At a Passover seder several years ago, when a friend related the tragic tale of his Aunt Rose, who was killed in the Holocaust, I was envious. Like most Jews, the Shoah had surely broken several branches off my family tree. But I didn’t have a name to mourn. It was as if my family history began with the final scene of Fiddler on the Roof, when the villagers bid farewell to Anatevka and disperse to start new lives.
I felt deficient, not being able to relate how our family was impacted by the Jewish people’s biggest tragedy. All I had ever been told was that things were bad in the old country and that my great-grandparents were fortunate to get out of Belarus, Ukraine and Romania – areas hit especially hard by the Holocaust – in time. No one knew anything about relatives who stayed behind.

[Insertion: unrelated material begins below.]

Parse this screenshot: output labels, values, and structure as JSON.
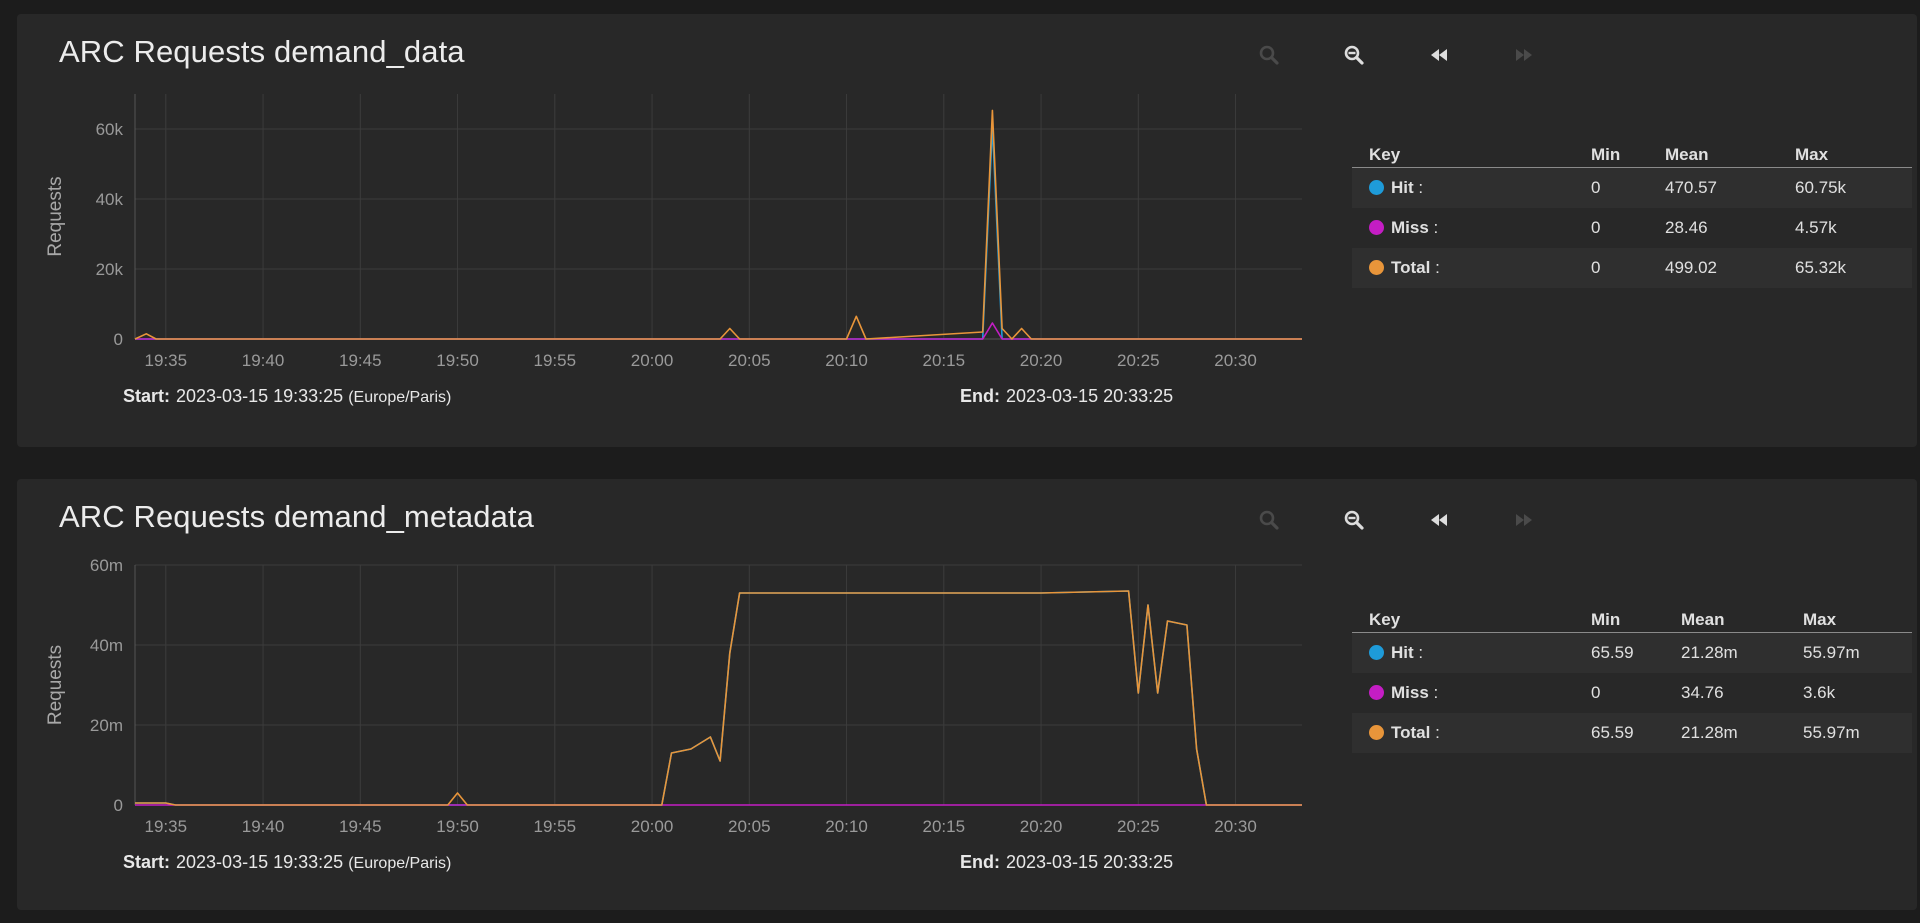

So I started looking for a name I could mourn. When I started my search, all I knew about my great-grandmother Tillie (née Rozin) Isenberg was that she and an older sister had emigrated from somewhere in Belarus around 1912 as teenagers and had an older brother who also got out at some point. Fortunately, that was enough to answer an online query posted in 2005 from a long-lost cousin wondering if any of his great-grandfather’s siblings had survived the war. He had hired a Russian researcher to dig up family records, which among other things supplied the name of their shtetl: Chausy, in the Mogilev region of Belarus. One day in October 1941, the Jews of Chausy were told to pack their bags for relocation to the nearby village of Dranukha, just as the Jews of Dranukha were tricked into thinking they were moving to Chausy. The next day, when the two groups met up near a small woods, they were massacred. I felt in my bones that I was related to some of the victims buried in that pit.

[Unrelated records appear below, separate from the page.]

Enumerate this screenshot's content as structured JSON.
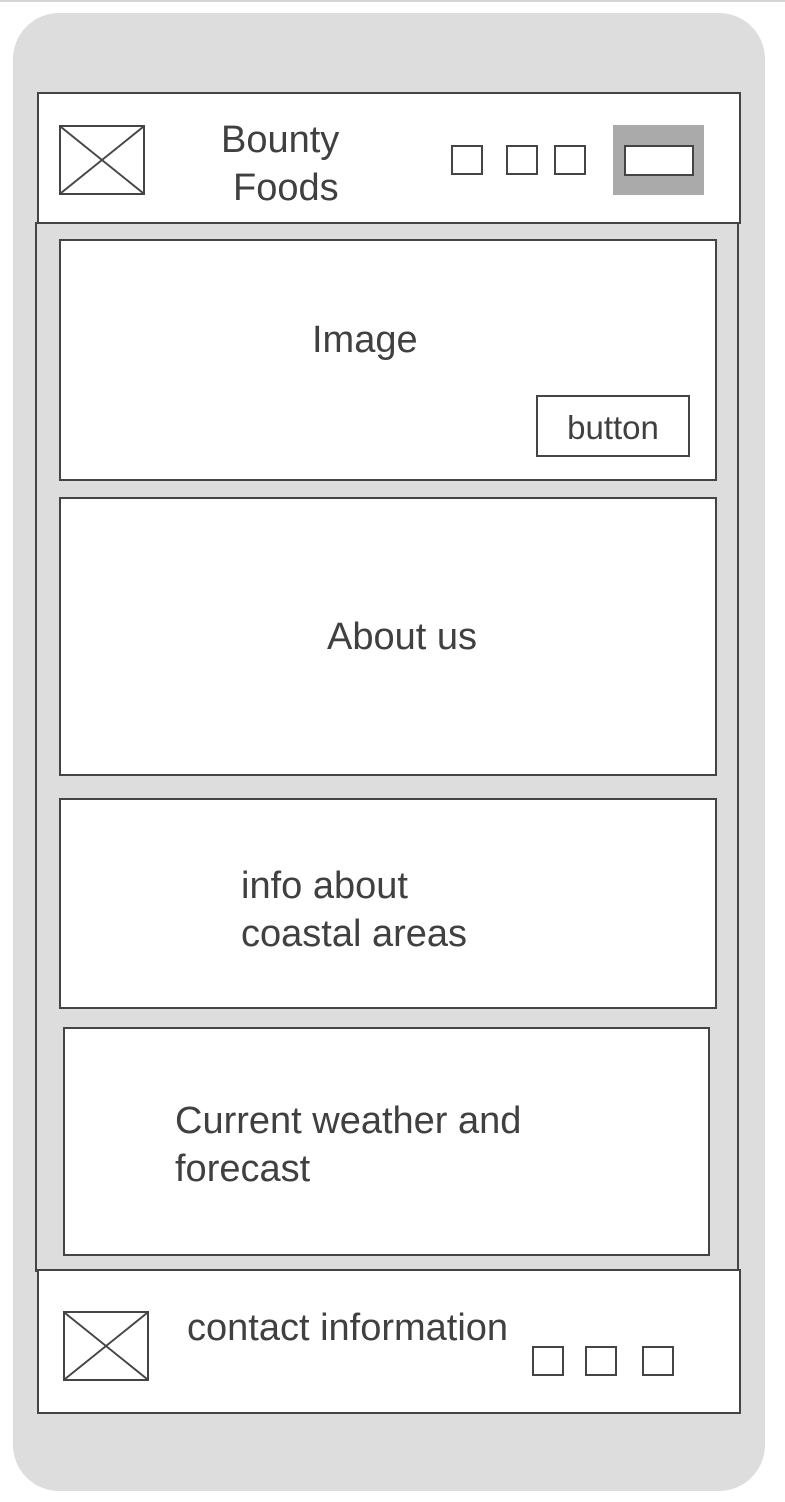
{
  "header": {
    "title_line1": "Bounty",
    "title_line2": "Foods",
    "logo_icon": "image-placeholder-icon",
    "nav_icons": [
      "nav-square-icon",
      "nav-square-icon",
      "nav-square-icon"
    ]
  },
  "hero": {
    "label": "Image",
    "button_label": "button"
  },
  "about": {
    "label": "About us"
  },
  "coastal": {
    "line1": "info about",
    "line2": "coastal areas"
  },
  "weather": {
    "line1": "Current weather and",
    "line2": "forecast"
  },
  "footer": {
    "label": "contact information",
    "logo_icon": "image-placeholder-icon",
    "social_icons": [
      "social-square-icon",
      "social-square-icon",
      "social-square-icon"
    ]
  },
  "colors": {
    "device_background": "#dddddd",
    "panel": "#ffffff",
    "border": "#444444",
    "menu_button": "#aaaaaa",
    "text": "#404040"
  }
}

And yet, I despaired that I might never have proof. I eventually determined that the only family members still alive in 1941 were my great-grandmother’s two youngest sisters, Zina and Esfira. But because I didn’t know their married names, I couldn’t find anything definitive about their fate in various Holocaust databases. Then, my father’s cousin sent me an old family photo. There was Russian writing on the back of one copy, Yiddish on another. The mother in the photo looked like an older version of Zina. Translations confirmed this and revealed the first names of Zina’s family, including her husband, Tane.
But still there was no last name.

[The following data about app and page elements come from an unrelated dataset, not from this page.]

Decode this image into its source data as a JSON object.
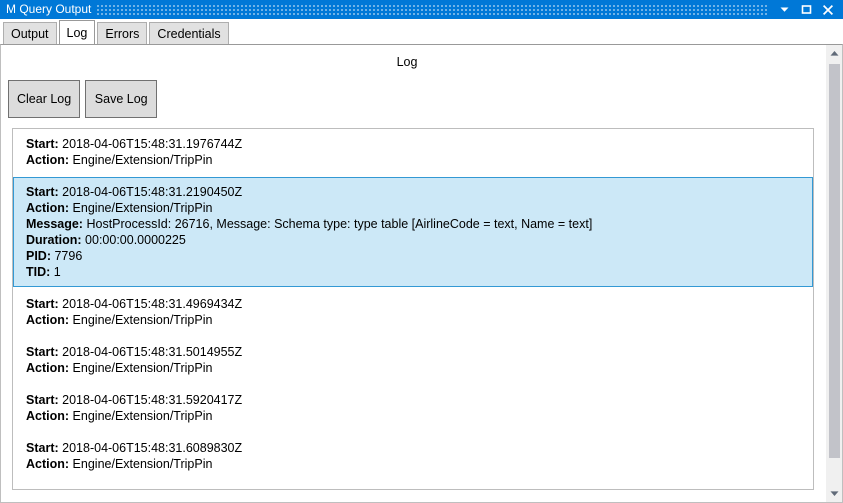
{
  "window": {
    "title": "M Query Output",
    "controls": {
      "minimize_label": "Minimize",
      "maximize_label": "Maximize",
      "close_label": "Close"
    }
  },
  "tabs": [
    {
      "label": "Output",
      "active": false
    },
    {
      "label": "Log",
      "active": true
    },
    {
      "label": "Errors",
      "active": false
    },
    {
      "label": "Credentials",
      "active": false
    }
  ],
  "panel": {
    "heading": "Log",
    "buttons": {
      "clear_log": "Clear Log",
      "save_log": "Save Log"
    }
  },
  "labels": {
    "start": "Start:",
    "action": "Action:",
    "message": "Message:",
    "duration": "Duration:",
    "pid": "PID:",
    "tid": "TID:"
  },
  "log_entries": [
    {
      "selected": false,
      "start": "2018-04-06T15:48:31.1976744Z",
      "action": "Engine/Extension/TripPin"
    },
    {
      "selected": true,
      "start": "2018-04-06T15:48:31.2190450Z",
      "action": "Engine/Extension/TripPin",
      "message": "HostProcessId: 26716, Message: Schema type: type table [AirlineCode = text, Name = text]",
      "duration": "00:00:00.0000225",
      "pid": "7796",
      "tid": "1"
    },
    {
      "selected": false,
      "start": "2018-04-06T15:48:31.4969434Z",
      "action": "Engine/Extension/TripPin"
    },
    {
      "selected": false,
      "start": "2018-04-06T15:48:31.5014955Z",
      "action": "Engine/Extension/TripPin"
    },
    {
      "selected": false,
      "start": "2018-04-06T15:48:31.5920417Z",
      "action": "Engine/Extension/TripPin"
    },
    {
      "selected": false,
      "start": "2018-04-06T15:48:31.6089830Z",
      "action": "Engine/Extension/TripPin"
    }
  ],
  "scrollbar": {
    "up_icon": "triangle-up-icon",
    "down_icon": "triangle-down-icon"
  },
  "colors": {
    "titlebar": "#0078d7",
    "selection_fill": "#cce8f7",
    "selection_border": "#3399d4",
    "button_face": "#dcdcdc"
  }
}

Next, I reviewed a 2007 interview with my 90-year-old grandmother. Crucially, while she knew nothing about the fate of her aunts in Belarus, she recalled her mother talking often of Ziska. That made all the difference. Through Yad Vashem’s online database, I found Zisya Levikova, a sales worker, on a list of those shot in Chausy in 1941. The list also included her husband, Tolya, and their two youngest children. Zisya was Ziska and Tolya was surely Tane. I finally had a name!
I wanted to simultaneously jump for joy, curl up into a ball and smash something. Finding out Zisya’s married name led to the online discovery of two letters written in 1947 by a brother-in-law describing how he was the family’s sole survivor. Reading his mention of “Tanfel’s wife” gave me chills.
Now I’ve told my children, ages 10 and 14, about Zisya. Being related to at least one victim humanizes the number six million. Having a Holocaust name to mourn helps them understand what intolerance can breed. This Yom ha-Shoah, my family will start lighting a memorial candle for my great-aunt Zisya (née Rozin) Levikova (1902-1941) and her family (including her sister Esfira, who was likely killed in Poland in 1942) to make sure they are never forgotten.
David Minkow lives on Vancouver Island.